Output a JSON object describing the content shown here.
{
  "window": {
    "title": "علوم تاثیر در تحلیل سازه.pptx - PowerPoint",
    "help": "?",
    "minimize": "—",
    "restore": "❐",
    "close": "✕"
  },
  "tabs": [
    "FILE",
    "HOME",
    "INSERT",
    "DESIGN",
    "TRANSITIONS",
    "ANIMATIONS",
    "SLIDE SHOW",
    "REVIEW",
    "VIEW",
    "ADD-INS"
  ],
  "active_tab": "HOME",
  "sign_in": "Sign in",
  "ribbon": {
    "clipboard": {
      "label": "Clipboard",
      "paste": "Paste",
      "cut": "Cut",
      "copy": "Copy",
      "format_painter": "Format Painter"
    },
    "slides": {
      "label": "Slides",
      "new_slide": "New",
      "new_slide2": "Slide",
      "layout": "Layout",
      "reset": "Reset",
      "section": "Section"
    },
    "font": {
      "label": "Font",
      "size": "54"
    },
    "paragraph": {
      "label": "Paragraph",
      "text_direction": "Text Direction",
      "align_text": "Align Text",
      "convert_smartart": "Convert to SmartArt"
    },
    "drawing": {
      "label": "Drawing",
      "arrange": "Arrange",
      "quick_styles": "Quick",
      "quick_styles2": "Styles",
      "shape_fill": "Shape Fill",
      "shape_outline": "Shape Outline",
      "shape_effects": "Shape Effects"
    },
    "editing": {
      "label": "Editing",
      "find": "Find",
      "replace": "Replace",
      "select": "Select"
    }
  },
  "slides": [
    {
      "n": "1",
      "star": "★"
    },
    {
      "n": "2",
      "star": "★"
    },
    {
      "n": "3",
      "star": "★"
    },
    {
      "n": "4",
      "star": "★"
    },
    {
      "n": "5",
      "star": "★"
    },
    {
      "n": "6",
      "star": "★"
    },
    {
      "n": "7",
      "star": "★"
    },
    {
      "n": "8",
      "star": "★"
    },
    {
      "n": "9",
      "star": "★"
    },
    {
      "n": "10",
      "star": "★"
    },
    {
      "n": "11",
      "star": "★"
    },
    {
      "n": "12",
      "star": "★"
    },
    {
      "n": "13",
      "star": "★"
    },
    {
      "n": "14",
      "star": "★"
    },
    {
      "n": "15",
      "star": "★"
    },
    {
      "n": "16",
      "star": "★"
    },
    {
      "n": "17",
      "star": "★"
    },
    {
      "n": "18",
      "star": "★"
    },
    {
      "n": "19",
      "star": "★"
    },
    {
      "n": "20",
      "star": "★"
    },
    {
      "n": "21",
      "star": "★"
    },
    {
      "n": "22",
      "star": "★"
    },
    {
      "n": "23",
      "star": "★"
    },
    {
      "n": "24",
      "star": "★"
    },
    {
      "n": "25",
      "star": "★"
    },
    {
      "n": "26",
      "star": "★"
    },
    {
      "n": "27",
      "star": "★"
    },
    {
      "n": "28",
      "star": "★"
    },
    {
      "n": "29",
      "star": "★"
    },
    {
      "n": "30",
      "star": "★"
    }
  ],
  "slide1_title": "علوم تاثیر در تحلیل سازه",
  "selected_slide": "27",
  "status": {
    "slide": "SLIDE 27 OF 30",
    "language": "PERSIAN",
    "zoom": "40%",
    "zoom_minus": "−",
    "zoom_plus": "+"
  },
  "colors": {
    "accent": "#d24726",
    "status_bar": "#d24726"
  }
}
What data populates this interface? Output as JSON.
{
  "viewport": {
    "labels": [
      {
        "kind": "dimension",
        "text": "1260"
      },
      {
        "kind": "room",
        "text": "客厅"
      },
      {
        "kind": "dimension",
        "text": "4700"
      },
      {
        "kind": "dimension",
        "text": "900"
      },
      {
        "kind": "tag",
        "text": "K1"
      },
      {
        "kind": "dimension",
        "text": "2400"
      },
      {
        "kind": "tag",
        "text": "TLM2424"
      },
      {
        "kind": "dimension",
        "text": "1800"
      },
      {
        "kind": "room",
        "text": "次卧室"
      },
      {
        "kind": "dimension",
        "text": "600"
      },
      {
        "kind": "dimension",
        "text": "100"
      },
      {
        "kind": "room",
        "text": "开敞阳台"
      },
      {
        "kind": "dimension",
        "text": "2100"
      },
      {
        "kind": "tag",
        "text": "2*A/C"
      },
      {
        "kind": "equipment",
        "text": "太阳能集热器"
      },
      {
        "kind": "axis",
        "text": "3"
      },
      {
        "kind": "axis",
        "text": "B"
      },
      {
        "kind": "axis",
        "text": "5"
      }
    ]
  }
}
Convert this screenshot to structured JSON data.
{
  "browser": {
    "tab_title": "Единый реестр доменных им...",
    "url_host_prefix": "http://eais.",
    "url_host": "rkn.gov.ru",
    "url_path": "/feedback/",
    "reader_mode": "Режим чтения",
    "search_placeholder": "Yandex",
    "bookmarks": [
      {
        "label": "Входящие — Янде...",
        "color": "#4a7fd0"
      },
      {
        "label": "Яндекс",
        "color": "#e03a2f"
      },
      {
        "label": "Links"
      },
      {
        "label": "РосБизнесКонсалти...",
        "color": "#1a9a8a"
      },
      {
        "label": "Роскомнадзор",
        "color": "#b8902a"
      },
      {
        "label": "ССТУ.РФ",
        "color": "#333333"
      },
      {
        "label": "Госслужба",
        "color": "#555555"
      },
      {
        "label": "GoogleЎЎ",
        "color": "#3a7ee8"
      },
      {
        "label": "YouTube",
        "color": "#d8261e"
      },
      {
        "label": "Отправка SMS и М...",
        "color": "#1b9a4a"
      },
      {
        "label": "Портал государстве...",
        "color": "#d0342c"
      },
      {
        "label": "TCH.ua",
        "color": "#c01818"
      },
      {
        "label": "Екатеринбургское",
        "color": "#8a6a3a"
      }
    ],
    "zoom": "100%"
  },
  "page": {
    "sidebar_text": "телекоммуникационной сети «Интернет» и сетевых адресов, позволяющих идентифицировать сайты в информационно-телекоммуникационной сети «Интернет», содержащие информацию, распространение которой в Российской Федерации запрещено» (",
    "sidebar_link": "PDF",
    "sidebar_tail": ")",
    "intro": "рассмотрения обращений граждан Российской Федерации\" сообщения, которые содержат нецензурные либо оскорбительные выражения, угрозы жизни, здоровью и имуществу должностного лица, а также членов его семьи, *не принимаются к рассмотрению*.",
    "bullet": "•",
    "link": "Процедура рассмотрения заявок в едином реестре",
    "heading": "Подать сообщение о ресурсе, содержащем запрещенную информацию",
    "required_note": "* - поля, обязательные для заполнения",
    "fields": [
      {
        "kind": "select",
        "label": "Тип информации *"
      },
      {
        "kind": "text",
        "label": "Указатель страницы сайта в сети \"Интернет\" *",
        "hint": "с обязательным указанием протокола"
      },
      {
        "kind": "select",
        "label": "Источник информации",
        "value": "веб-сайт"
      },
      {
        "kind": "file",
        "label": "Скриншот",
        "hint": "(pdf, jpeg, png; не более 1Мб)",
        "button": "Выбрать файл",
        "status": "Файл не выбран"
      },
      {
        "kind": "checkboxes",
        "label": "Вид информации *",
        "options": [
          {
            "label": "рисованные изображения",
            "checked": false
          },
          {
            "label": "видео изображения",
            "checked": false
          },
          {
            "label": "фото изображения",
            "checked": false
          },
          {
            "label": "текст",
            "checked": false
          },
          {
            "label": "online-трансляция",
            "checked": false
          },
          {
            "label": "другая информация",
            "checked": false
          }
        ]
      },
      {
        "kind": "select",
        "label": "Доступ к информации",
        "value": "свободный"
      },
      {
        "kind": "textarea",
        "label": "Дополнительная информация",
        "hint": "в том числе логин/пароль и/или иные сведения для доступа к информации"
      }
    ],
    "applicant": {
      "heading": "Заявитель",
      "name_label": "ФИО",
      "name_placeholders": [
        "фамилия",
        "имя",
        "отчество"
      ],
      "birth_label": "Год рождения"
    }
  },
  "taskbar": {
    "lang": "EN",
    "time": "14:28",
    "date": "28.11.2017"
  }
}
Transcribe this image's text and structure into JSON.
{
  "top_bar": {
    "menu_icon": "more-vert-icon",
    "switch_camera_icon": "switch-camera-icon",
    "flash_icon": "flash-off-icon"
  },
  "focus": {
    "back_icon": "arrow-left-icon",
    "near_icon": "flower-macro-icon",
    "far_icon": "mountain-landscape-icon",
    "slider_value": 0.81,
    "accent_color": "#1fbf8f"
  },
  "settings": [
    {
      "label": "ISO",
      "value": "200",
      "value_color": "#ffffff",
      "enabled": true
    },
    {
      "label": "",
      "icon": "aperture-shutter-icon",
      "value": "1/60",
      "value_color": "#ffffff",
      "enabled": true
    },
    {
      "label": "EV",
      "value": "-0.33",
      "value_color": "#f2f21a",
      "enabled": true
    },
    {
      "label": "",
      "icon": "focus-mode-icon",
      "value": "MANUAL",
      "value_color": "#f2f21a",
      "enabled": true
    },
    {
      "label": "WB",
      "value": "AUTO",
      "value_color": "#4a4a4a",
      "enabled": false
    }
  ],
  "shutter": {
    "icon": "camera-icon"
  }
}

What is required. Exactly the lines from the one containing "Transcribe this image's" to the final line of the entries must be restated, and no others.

Expected answer.
Transcribe this image's text and structure into JSON.
{
  "top_bar": {
    "menu_icon": "more-vert-icon",
    "switch_camera_icon": "switch-camera-icon",
    "flash_icon": "flash-off-icon"
  },
  "focus": {
    "back_icon": "arrow-left-icon",
    "near_icon": "flower-macro-icon",
    "far_icon": "mountain-landscape-icon",
    "slider_value": 0.81,
    "accent_color": "#1fbf8f"
  },
  "settings": [
    {
      "label": "ISO",
      "value": "200",
      "value_color": "#ffffff",
      "enabled": true
    },
    {
      "label": "",
      "icon": "aperture-shutter-icon",
      "value": "1/60",
      "value_color": "#ffffff",
      "enabled": true
    },
    {
      "label": "EV",
      "value": "-0.33",
      "value_color": "#f2f21a",
      "enabled": true
    },
    {
      "label": "",
      "icon": "focus-mode-icon",
      "value": "MANUAL",
      "value_color": "#f2f21a",
      "enabled": true
    },
    {
      "label": "WB",
      "value": "AUTO",
      "value_color": "#4a4a4a",
      "enabled": false
    }
  ],
  "shutter": {
    "icon": "camera-icon"
  }
}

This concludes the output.